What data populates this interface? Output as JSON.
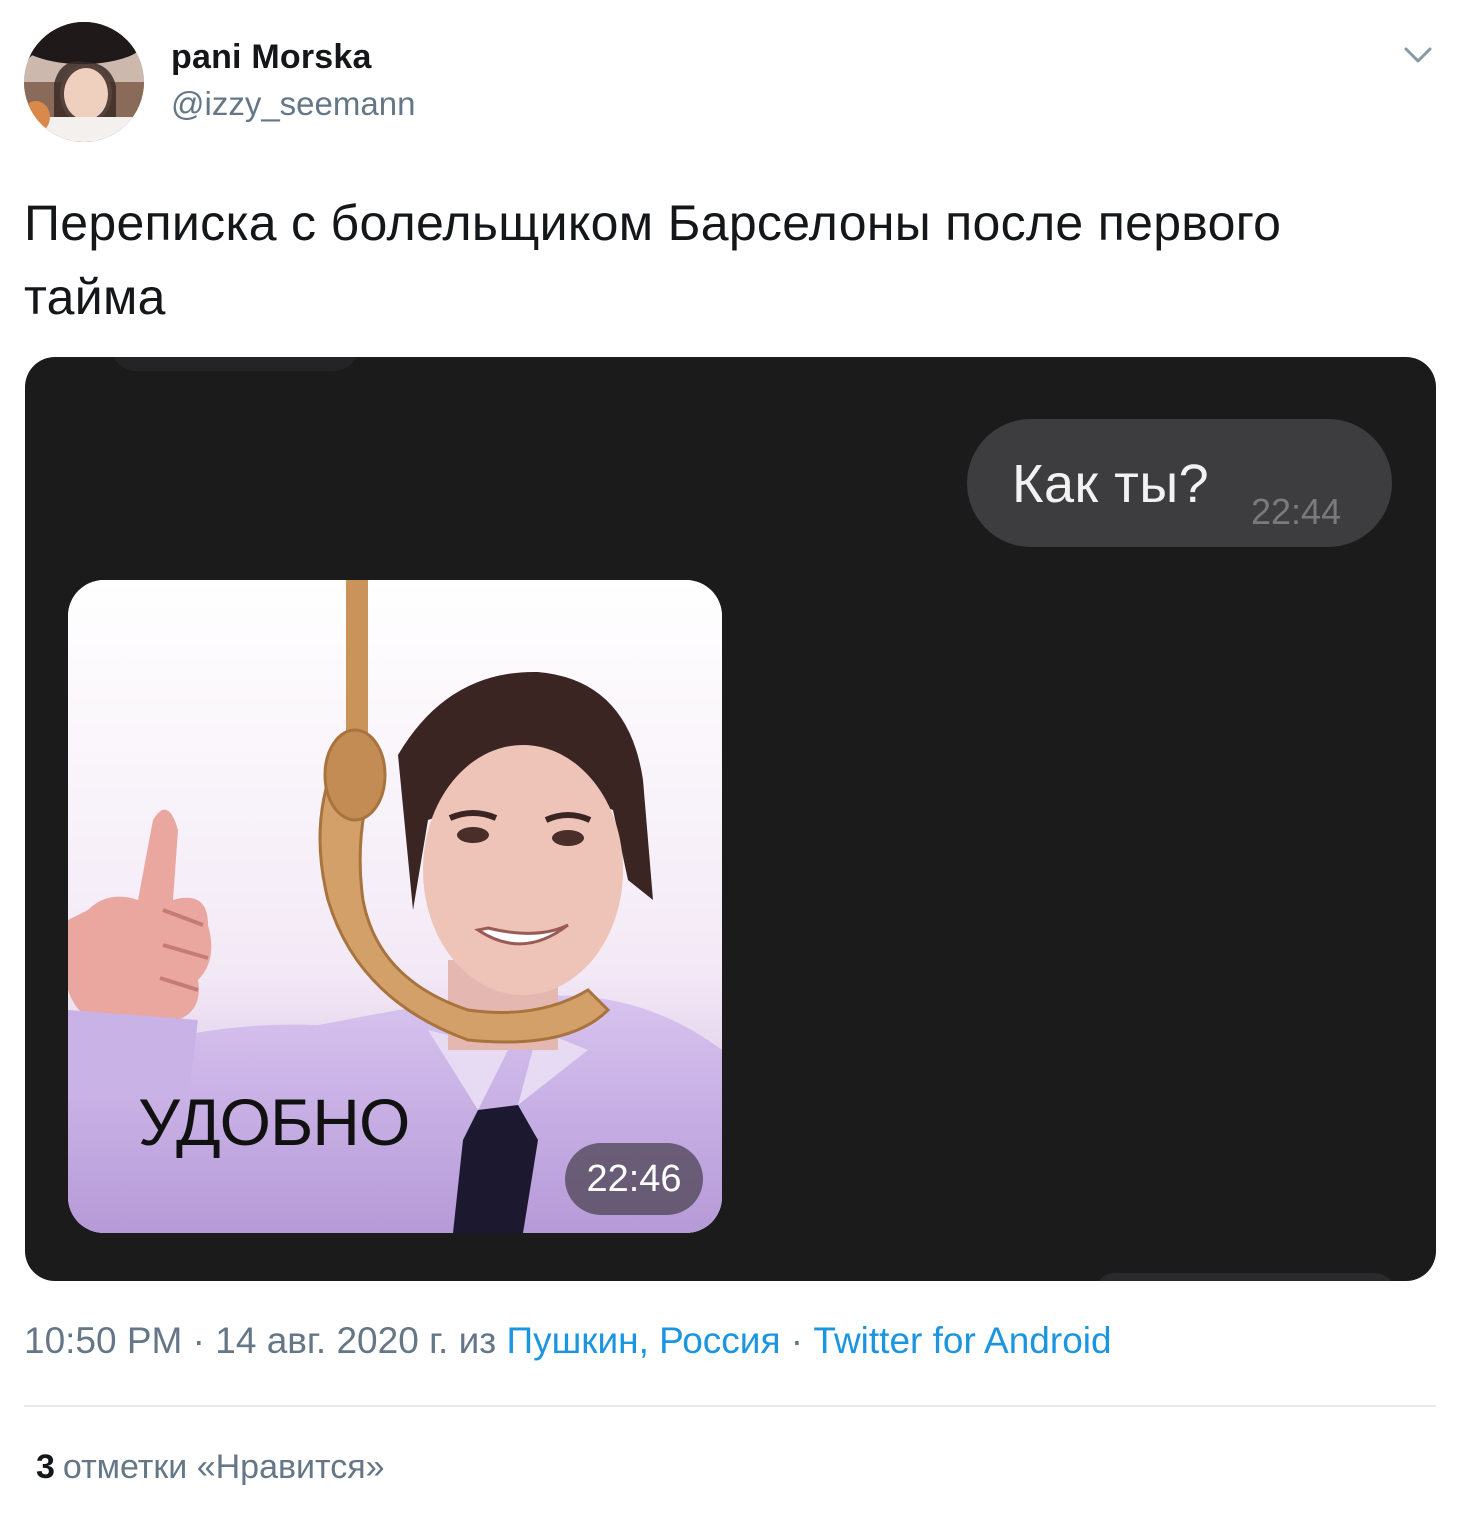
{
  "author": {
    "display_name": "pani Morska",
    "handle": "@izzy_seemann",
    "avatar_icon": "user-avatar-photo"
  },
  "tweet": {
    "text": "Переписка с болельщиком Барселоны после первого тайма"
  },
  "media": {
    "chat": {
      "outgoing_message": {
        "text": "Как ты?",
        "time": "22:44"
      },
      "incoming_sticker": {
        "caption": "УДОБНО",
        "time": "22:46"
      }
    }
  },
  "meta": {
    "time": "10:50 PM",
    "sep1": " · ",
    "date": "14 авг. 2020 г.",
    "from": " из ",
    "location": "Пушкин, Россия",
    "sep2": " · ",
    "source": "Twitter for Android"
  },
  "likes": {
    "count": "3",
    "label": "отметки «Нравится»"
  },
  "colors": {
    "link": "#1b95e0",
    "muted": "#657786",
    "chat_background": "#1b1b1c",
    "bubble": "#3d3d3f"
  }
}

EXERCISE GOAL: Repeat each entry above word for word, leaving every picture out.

TASK ANSWER:
What data populates this interface? Output as JSON.
{
  "author": {
    "display_name": "pani Morska",
    "handle": "@izzy_seemann",
    "avatar_icon": "user-avatar-photo"
  },
  "tweet": {
    "text": "Переписка с болельщиком Барселоны после первого тайма"
  },
  "media": {
    "chat": {
      "outgoing_message": {
        "text": "Как ты?",
        "time": "22:44"
      },
      "incoming_sticker": {
        "caption": "УДОБНО",
        "time": "22:46"
      }
    }
  },
  "meta": {
    "time": "10:50 PM",
    "sep1": " · ",
    "date": "14 авг. 2020 г.",
    "from": " из ",
    "location": "Пушкин, Россия",
    "sep2": " · ",
    "source": "Twitter for Android"
  },
  "likes": {
    "count": "3",
    "label": "отметки «Нравится»"
  },
  "colors": {
    "link": "#1b95e0",
    "muted": "#657786",
    "chat_background": "#1b1b1c",
    "bubble": "#3d3d3f"
  }
}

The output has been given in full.